━━ SUPPLIED DATA

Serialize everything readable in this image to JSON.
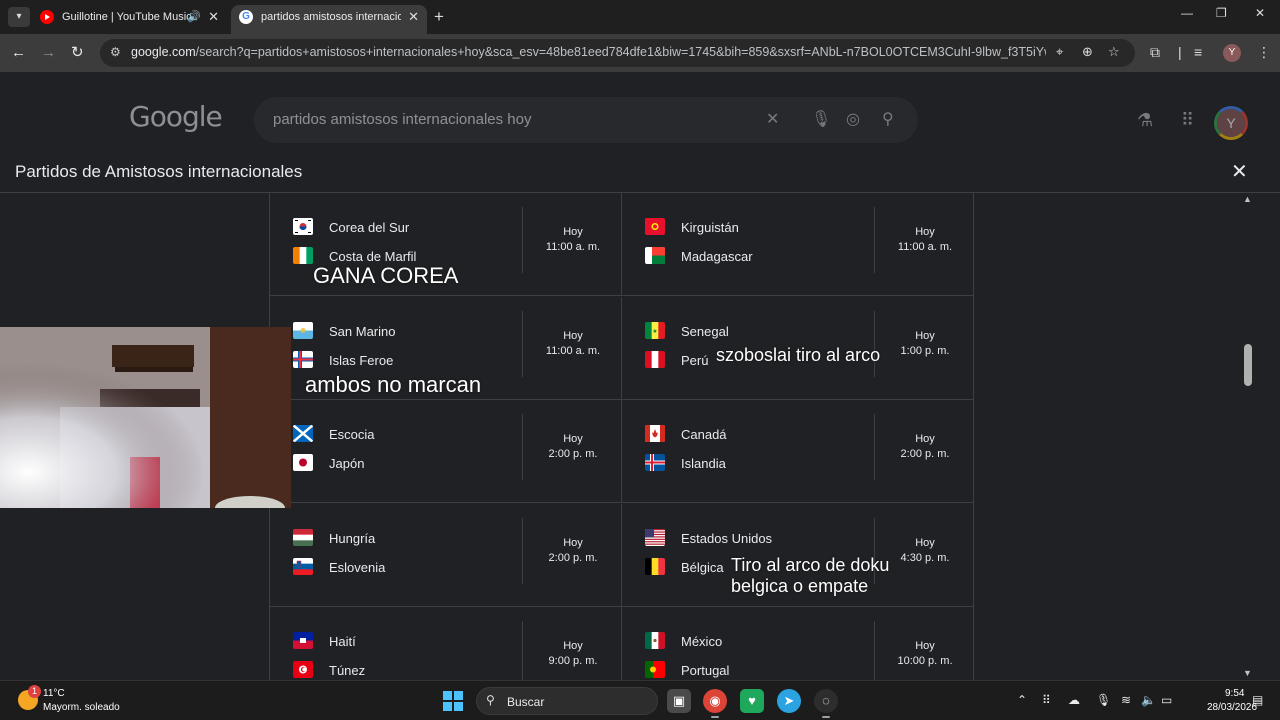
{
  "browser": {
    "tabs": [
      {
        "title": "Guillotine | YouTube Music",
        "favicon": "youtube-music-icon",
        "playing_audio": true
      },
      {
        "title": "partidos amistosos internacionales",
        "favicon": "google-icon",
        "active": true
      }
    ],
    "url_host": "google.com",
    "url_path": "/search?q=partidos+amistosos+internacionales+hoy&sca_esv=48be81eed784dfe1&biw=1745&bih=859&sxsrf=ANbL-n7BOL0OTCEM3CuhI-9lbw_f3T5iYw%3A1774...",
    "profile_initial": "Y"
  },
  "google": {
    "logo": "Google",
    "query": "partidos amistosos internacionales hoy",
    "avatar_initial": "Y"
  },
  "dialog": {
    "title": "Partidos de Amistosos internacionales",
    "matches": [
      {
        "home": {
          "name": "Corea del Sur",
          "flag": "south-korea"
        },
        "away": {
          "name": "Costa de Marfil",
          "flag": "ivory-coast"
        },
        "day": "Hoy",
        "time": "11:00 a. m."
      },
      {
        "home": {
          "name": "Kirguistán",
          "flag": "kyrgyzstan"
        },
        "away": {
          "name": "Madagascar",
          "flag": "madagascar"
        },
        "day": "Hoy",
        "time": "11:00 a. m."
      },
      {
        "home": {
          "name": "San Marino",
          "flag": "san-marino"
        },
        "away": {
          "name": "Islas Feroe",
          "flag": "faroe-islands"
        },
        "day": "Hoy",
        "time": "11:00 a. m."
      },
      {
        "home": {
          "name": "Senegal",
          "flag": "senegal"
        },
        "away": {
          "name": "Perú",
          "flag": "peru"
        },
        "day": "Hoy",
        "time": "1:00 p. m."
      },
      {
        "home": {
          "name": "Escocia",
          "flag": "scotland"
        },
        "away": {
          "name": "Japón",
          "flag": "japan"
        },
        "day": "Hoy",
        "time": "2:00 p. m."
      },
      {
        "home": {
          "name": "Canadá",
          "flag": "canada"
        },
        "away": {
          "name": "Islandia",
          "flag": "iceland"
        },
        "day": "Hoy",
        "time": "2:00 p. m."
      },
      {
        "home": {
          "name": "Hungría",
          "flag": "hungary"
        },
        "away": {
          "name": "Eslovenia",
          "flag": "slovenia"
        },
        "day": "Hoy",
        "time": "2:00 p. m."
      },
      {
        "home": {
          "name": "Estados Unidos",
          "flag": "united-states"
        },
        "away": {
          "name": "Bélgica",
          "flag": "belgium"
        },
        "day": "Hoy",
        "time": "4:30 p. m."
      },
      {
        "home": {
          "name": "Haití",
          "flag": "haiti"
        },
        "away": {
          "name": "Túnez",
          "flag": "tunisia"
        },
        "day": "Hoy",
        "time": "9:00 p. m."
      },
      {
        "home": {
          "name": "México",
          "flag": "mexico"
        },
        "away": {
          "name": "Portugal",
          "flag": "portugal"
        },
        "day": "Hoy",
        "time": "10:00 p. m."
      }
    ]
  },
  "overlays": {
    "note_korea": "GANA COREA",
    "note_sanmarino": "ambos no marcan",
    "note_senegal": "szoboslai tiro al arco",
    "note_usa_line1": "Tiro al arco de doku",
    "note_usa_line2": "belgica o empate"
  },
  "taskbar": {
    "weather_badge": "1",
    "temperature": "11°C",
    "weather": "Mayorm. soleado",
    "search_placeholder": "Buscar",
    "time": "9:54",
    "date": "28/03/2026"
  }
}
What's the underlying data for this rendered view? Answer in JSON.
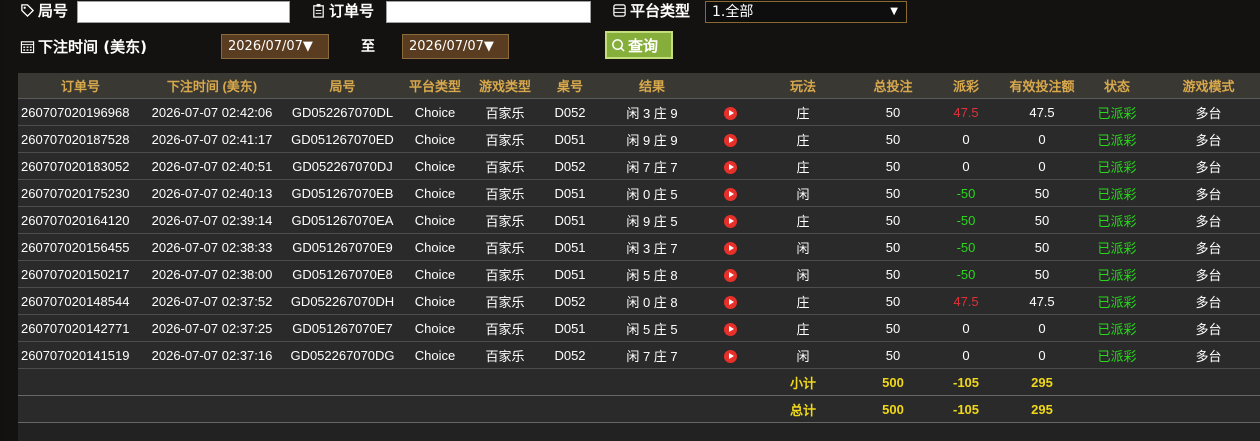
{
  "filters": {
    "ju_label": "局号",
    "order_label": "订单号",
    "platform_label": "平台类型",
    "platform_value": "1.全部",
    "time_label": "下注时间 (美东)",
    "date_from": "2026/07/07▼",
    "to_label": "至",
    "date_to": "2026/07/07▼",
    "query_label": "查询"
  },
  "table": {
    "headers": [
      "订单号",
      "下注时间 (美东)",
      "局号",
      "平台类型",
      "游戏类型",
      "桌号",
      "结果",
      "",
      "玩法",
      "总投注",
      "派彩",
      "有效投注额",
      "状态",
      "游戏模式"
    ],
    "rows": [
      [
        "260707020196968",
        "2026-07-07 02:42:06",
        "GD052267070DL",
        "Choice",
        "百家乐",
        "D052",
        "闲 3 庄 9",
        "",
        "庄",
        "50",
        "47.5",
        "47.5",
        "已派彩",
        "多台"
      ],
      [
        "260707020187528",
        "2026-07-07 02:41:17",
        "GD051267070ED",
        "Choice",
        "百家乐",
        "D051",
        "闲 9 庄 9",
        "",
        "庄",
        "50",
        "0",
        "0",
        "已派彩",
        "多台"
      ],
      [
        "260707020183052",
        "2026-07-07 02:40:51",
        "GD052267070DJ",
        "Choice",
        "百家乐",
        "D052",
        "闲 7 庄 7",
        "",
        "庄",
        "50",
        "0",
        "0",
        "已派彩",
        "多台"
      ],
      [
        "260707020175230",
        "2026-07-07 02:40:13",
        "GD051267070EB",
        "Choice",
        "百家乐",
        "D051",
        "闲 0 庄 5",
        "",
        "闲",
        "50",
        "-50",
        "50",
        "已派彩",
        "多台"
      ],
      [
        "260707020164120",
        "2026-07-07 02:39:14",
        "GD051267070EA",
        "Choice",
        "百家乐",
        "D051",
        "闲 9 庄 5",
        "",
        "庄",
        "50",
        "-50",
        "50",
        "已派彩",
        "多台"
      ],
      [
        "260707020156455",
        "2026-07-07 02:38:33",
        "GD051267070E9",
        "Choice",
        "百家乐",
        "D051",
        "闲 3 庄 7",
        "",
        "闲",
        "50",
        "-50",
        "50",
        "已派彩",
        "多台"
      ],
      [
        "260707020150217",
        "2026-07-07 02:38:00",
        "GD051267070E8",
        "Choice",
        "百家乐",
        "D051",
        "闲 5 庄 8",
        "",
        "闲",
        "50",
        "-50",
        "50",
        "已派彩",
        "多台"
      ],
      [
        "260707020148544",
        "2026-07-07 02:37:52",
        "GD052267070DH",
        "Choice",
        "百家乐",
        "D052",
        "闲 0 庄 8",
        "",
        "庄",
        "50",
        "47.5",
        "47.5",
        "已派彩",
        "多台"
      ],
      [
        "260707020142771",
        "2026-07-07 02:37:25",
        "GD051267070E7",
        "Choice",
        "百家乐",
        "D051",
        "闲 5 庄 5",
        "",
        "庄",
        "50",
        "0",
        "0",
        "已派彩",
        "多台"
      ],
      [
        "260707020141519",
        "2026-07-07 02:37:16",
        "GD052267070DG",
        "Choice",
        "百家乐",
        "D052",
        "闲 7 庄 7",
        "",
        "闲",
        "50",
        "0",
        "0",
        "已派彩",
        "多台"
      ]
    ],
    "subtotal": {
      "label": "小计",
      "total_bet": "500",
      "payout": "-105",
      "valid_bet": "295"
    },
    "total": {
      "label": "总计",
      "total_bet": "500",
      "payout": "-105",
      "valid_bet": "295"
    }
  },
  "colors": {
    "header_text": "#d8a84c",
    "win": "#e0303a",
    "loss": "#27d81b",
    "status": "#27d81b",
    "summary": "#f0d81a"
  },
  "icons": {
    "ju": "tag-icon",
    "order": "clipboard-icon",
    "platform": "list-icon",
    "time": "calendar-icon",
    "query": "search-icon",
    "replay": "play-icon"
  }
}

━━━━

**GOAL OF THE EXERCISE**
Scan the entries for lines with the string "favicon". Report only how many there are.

**THE ANSWER**
2